When we say the SCS process makes ordinary hot-rolled black rust-inhibitive without the need for oil or coatings, we’re often asked ‘Just what is the shelf life of SCS? How long can I store it before signs of corrosion will appear?’ Good questions for which there is no definitive answer because it depends on the specific storage conditions.

The more easily answered question is ‘How does SCS compare to P&O in its ability to inhibit rusting?’  That can be reliably determined with through controlled testing, and we recently enlisted the help of St. Louis Testing Laboratories to perform such a test. The test used samples of bare SCS, samples of P&O that had been pickled in a continuous in-line process and samples of P&O that had been batch (immersion) pickled. Three samples of each group were used in the testing with both sets of P&O samples retaining the protective oil coating that is routinely applied right after pickling.

All samples were placed in a high humidity environment  – 98% relative humidity at 100°F. At regular intervals, the samples were removed and visually inspected for signs of rust formation. If no rust was observed, they were returned to the high humidity chamber for further exposure.

Through approximately 200 hours, no samples showed any sign of rust. At the 312 hour inspection interval, both the continuous P&O and the batch P&O samples began to show slight levels of reddish-colored corrosion. The SCS samples did not. At the 384 hour inspection, the batch P&O samples showed pervasive rust spots, while the continuous P&O samples began showing noticeable edge rust (see photos
at right). Again, no signs of rust on the SCS samples.

Signs of rust began to appear on the SCS samples at the 504 hour inspection (see photo). But the rusting was limited to the edges of the samples that had been cut on a shear. This pattern indicates that the impact of the shear blade disrupted the SCS’ thin layer of polished scale, thus diminishing its ability to resist rusting in that specific location.

A complete synopsis of this comparative humidity testing is available at this link and clearly documents the SCS advantage: SCS samples achieved 60% greater exposure before developing rust than oil-protected P&O samples. Had the SCS sample edges not been sheared, the exposure levels may well have been even higher.

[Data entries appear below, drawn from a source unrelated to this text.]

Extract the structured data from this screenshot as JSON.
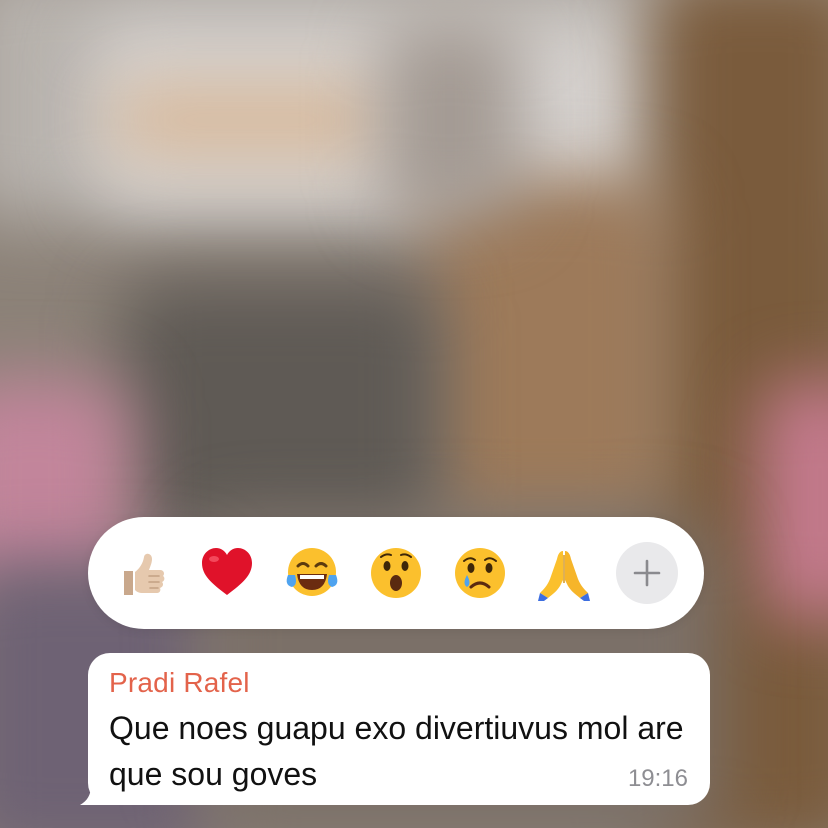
{
  "reaction_bar": {
    "emojis": [
      {
        "name": "thumbs-up",
        "glyph": "👍🏼"
      },
      {
        "name": "red-heart",
        "glyph": "❤️"
      },
      {
        "name": "face-with-tears-of-joy",
        "glyph": "😂"
      },
      {
        "name": "face-with-open-mouth",
        "glyph": "😮"
      },
      {
        "name": "crying-face",
        "glyph": "😢"
      },
      {
        "name": "folded-hands",
        "glyph": "🙏"
      }
    ],
    "more_icon": "plus-icon"
  },
  "message": {
    "sender": "Pradi Rafel",
    "text": "Que noes guapu exo divertiuvus mol are que sou goves",
    "time": "19:16"
  },
  "colors": {
    "sender_name": "#e3634b",
    "bubble": "#ffffff",
    "more_button_bg": "#e9e9eb",
    "timestamp": "#8e8e93"
  }
}
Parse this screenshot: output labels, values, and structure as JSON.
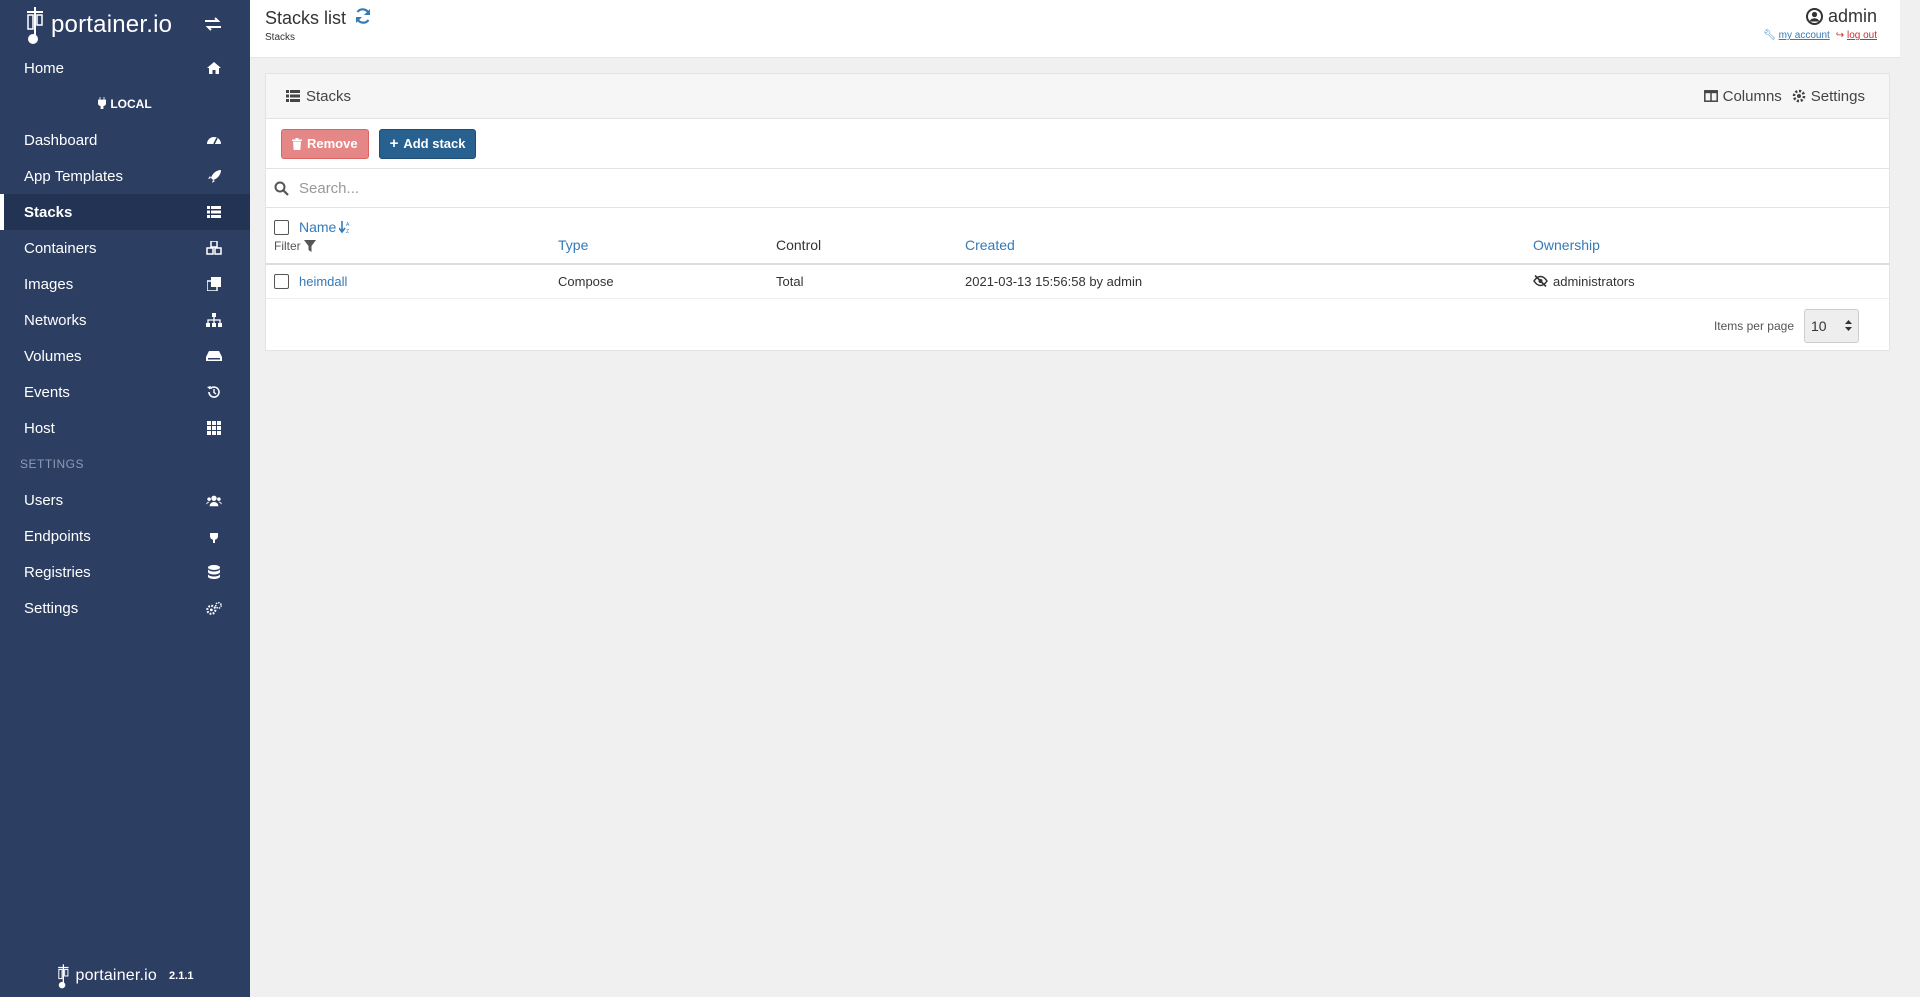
{
  "brand": {
    "name": "portainer.io",
    "version": "2.1.1"
  },
  "sidebar": {
    "home": "Home",
    "endpoint": "LOCAL",
    "items": [
      {
        "label": "Dashboard",
        "icon": "tachometer-icon"
      },
      {
        "label": "App Templates",
        "icon": "rocket-icon"
      },
      {
        "label": "Stacks",
        "icon": "th-list-icon",
        "active": true
      },
      {
        "label": "Containers",
        "icon": "cubes-icon"
      },
      {
        "label": "Images",
        "icon": "clone-icon"
      },
      {
        "label": "Networks",
        "icon": "sitemap-icon"
      },
      {
        "label": "Volumes",
        "icon": "hdd-icon"
      },
      {
        "label": "Events",
        "icon": "history-icon"
      },
      {
        "label": "Host",
        "icon": "th-icon"
      }
    ],
    "settings_heading": "SETTINGS",
    "settings_items": [
      {
        "label": "Users",
        "icon": "users-icon"
      },
      {
        "label": "Endpoints",
        "icon": "plug-icon"
      },
      {
        "label": "Registries",
        "icon": "database-icon"
      },
      {
        "label": "Settings",
        "icon": "cogs-icon"
      }
    ]
  },
  "header": {
    "title": "Stacks list",
    "breadcrumb": "Stacks",
    "username": "admin",
    "my_account": "my account",
    "log_out": "log out"
  },
  "widget": {
    "title": "Stacks",
    "columns_label": "Columns",
    "settings_label": "Settings",
    "remove_label": "Remove",
    "add_label": "Add stack",
    "search_placeholder": "Search...",
    "headers": {
      "name": "Name",
      "filter": "Filter",
      "type": "Type",
      "control": "Control",
      "created": "Created",
      "ownership": "Ownership"
    },
    "rows": [
      {
        "name": "heimdall",
        "type": "Compose",
        "control": "Total",
        "created": "2021-03-13 15:56:58 by admin",
        "ownership": "administrators"
      }
    ],
    "items_per_page_label": "Items per page",
    "items_per_page": "10"
  },
  "colors": {
    "sidebar_bg": "#2d3e63",
    "accent": "#337ab7",
    "danger": "#d9534f",
    "primary_btn": "#286090"
  }
}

We hope this result gives you, the reader, a clearer idea of what is meant by the statement SCS is ‘rust-inhibitive’ and how that can translate into a shelf-life advantage and a scrap reduction advantage when you replace your P&O with SCS.